As I dig through these old tracks, I sometimes uncover forgotten worlds where the music seems to come out of a different frame of mind, alien to what I might be doing these days. Depending on what was inspiring me at the time, there’s a wide range of techniques that might be employed. Was I in my analog pedal phase? Fascinated with loops, noise & found sounds? Or was I going back to basics with acoustic guitar and vocals? All of the above?
I had a Minidisc recorder for a while, but had a hard drive crash and was unable to recover some of the files. I had the files, but the encryption bullshit that Sony used wouldn’t allow me to convert the files on a new machine. It took me a few years (2007 to 2011), but I eventually found a tech geek to help me. We have just completed restoring the files, some of which were on the experimental side and will be part of the electro release.

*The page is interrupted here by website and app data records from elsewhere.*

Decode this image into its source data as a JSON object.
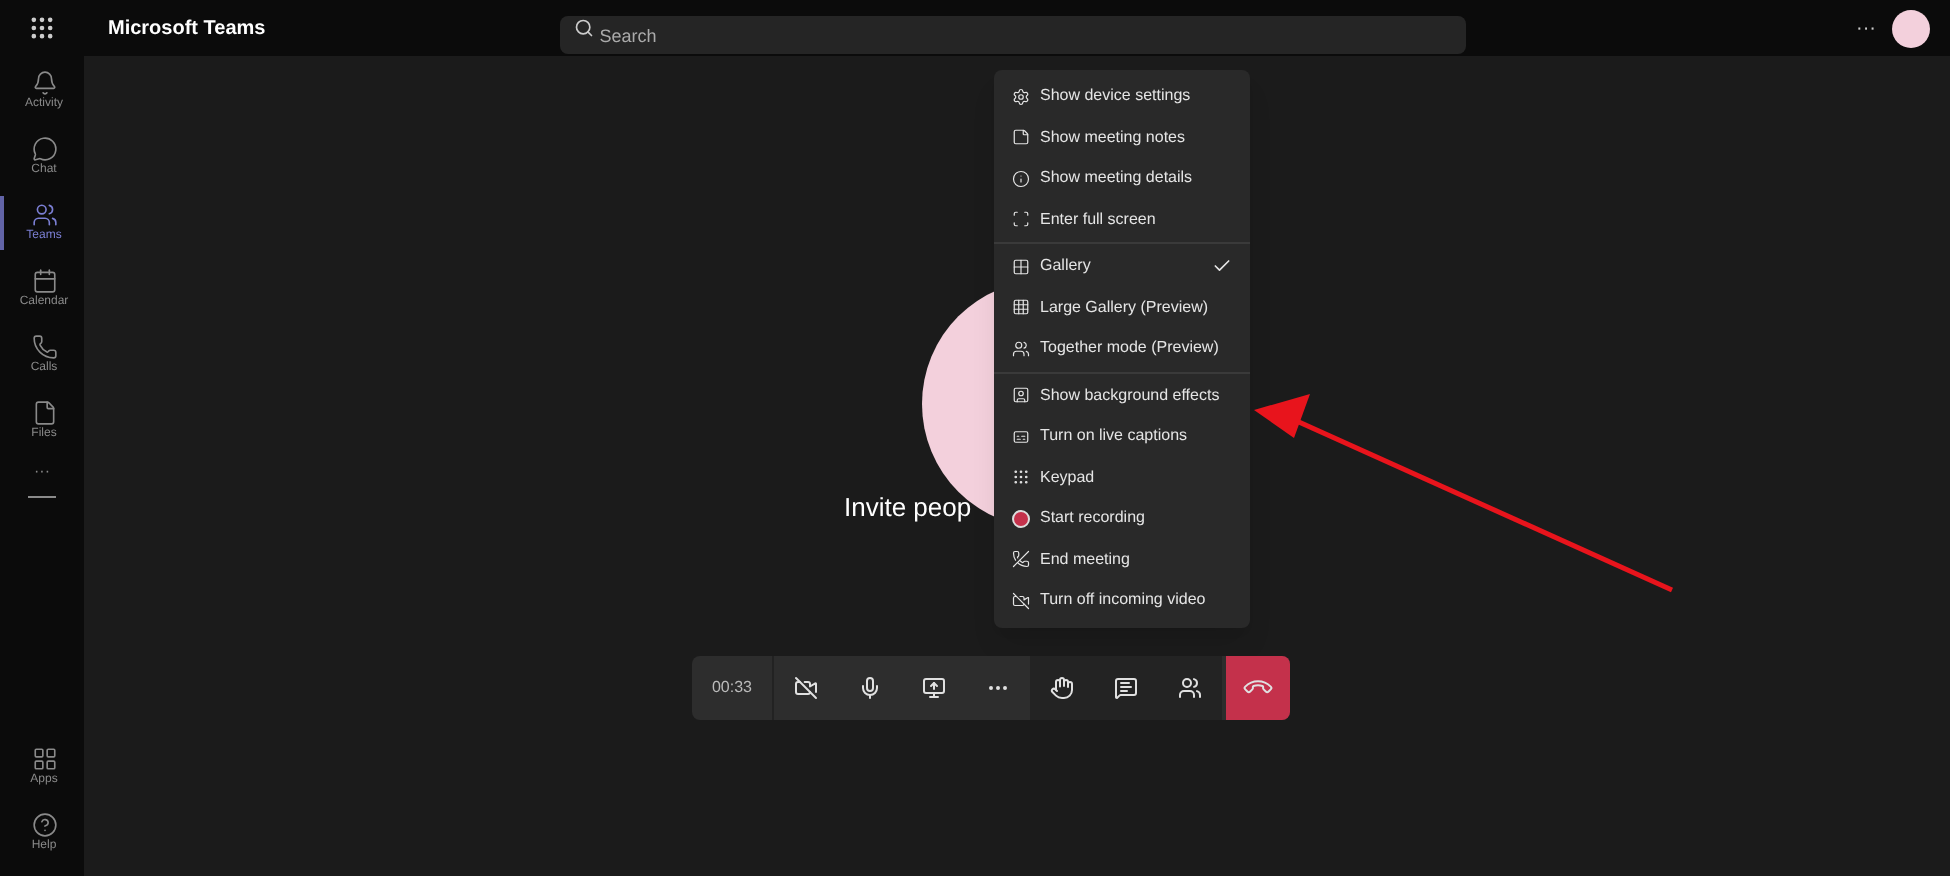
{
  "app": {
    "title": "Microsoft Teams"
  },
  "search": {
    "placeholder": "Search"
  },
  "rail": {
    "items": [
      {
        "kind": "activity",
        "label": "Activity",
        "selected": false
      },
      {
        "kind": "chat",
        "label": "Chat",
        "selected": false
      },
      {
        "kind": "teams",
        "label": "Teams",
        "selected": true
      },
      {
        "kind": "calendar",
        "label": "Calendar",
        "selected": false
      },
      {
        "kind": "calls",
        "label": "Calls",
        "selected": false
      },
      {
        "kind": "files",
        "label": "Files",
        "selected": false
      }
    ],
    "more": "···",
    "bottom_items": [
      {
        "kind": "apps",
        "label": "Apps"
      },
      {
        "kind": "help",
        "label": "Help"
      }
    ]
  },
  "header": {
    "more": "···"
  },
  "stage": {
    "invite_text": "Invite peop"
  },
  "menu": {
    "sections": [
      [
        {
          "kind": "settings",
          "label": "Show device settings",
          "checked": false
        },
        {
          "kind": "notes",
          "label": "Show meeting notes",
          "checked": false
        },
        {
          "kind": "info",
          "label": "Show meeting details",
          "checked": false
        },
        {
          "kind": "fullscreen",
          "label": "Enter full screen",
          "checked": false
        }
      ],
      [
        {
          "kind": "gallery",
          "label": "Gallery",
          "checked": true
        },
        {
          "kind": "large-gallery",
          "label": "Large Gallery (Preview)",
          "checked": false
        },
        {
          "kind": "together",
          "label": "Together mode (Preview)",
          "checked": false
        }
      ],
      [
        {
          "kind": "background",
          "label": "Show background effects",
          "checked": false
        },
        {
          "kind": "captions",
          "label": "Turn on live captions",
          "checked": false
        },
        {
          "kind": "keypad",
          "label": "Keypad",
          "checked": false
        },
        {
          "kind": "record",
          "label": "Start recording",
          "checked": false
        },
        {
          "kind": "end",
          "label": "End meeting",
          "checked": false
        },
        {
          "kind": "video-off",
          "label": "Turn off incoming video",
          "checked": false
        }
      ]
    ]
  },
  "call_bar": {
    "timer": "00:33",
    "controls": [
      {
        "kind": "camera-off"
      },
      {
        "kind": "mic"
      },
      {
        "kind": "share"
      },
      {
        "kind": "more"
      },
      {
        "kind": "hand"
      },
      {
        "kind": "chat"
      },
      {
        "kind": "people"
      },
      {
        "kind": "hangup"
      }
    ]
  }
}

Some tracks recovered from earlier eras are nearly finished, but might contain flubs that bother me. I’m perfectly aware that many people will not even notice such things, but the electro community seems pretty discerning, so I am still working out how formal this release will be.
Much of the archaeology comes from the way my recording platform has evolved. Like the path of civilization from “primitive” to what we recognize today as “modern”, my recording techniques have evolved from the humble Fostex 4-track cassette to the revolutionary (at the time) Roland VS-1680. Along the way there have been experiments on 1/4 inch analog reel to reel, DAT, MiniDisc, and the portable Zoom H4n. But these days, pretty much everything is in the software realm. I was a Cakewalk Sonar for 15+ years, but also used Sonoma Riffworks (Mac/PC), Sony Acid Pro, Propellerhead Reason (Mac/PC) GarageBand, and for a short time I tried used Cubase and Protools Lite. I’ve had to take the archaeological approach by looking at things in layers by year. There are several distinct time periods.

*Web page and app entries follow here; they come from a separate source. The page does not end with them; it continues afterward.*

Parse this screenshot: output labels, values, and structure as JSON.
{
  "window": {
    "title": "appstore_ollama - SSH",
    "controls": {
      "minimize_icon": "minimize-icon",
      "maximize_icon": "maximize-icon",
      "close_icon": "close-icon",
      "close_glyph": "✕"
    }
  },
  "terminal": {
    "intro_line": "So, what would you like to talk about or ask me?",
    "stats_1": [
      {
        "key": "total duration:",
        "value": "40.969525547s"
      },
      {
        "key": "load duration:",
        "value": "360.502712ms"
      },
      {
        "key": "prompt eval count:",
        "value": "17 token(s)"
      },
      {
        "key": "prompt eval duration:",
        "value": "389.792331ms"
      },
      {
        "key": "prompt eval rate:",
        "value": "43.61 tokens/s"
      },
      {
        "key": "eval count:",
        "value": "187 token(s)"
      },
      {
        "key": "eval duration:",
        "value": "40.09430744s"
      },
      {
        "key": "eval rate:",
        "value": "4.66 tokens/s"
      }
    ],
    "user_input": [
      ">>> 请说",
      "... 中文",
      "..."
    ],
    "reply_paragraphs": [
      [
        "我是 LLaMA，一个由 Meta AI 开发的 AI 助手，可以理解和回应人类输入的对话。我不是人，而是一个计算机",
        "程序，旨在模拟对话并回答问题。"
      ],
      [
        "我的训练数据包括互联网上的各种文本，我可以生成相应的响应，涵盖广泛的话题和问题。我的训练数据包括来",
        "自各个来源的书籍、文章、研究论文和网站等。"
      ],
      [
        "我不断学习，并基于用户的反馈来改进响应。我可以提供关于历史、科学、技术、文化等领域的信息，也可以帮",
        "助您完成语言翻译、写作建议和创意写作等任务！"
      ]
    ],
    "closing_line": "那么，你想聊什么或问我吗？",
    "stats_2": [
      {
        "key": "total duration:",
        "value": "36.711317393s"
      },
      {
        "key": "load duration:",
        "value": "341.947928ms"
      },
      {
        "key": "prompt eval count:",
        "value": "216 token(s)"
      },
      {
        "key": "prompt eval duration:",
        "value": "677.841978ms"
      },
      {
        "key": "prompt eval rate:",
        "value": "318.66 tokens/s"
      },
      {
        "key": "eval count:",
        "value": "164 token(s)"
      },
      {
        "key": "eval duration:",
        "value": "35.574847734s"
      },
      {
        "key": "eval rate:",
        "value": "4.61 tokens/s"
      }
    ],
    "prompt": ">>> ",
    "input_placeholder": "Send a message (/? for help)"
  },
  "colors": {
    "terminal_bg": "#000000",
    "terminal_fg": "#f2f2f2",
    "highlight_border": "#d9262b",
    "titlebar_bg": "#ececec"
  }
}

1989 and earlier – Fostex 4-track
1990-2000 – Fostex, Cakewalk, and Roland 1680
2001-2010 Roland 1680, PC: Acid Pro & Sonar, Reason, Riffworks
2009 – Macbook enters the picture, changes everything in terms of ergonomics
2010-present – Heavy use of analog pedals, almost exclusive use of Propellerhead Reason
Then there’s the multitude of sound generation possibilities – analog and digital – that are too numerous to mention. I’ve even built a few of my own experimental instruments. In the computer music realm, it’s easy to get attached to plugins. I’ve always been weary of reliance on plug-ins, and have limited their use. Still, their availability and low cost make them attractive for sonic experimentation in the electro genre.
Back in 2008, one of my PCs was offline due to a hard drive crash (the same one that botched my Minidisc software). So while that machine was being rebuilt, I used my laptop to sketch out some ideas with an electro program called eJay Dance 6, which came free with a music magazine. The eJay interface was completely foreign to me. It was unlike any other music program that I had used up until that time. eJay was not really geared towards what I would call “pro” use, and it was definitely designed more for live DJs. I knew that eJay wasn’t likely to be something that I’d spend much time with over the long term, but it had some interesting features that were worth keeping it around. It’s a perfect example of a tool that may not be available after XP is discontinued in 2014. Perhaps this is one reason I always come back to acoustic guitar. It’s always compatible, and aside from regular maintenance, it never needs to be upgraded.
A 2011 winds down I am taking stock of the material I’ve unearthed and the new material that I’ve created. As 2012 ramps up I will determine which tracks are keepers. I hope you will join me for the journey!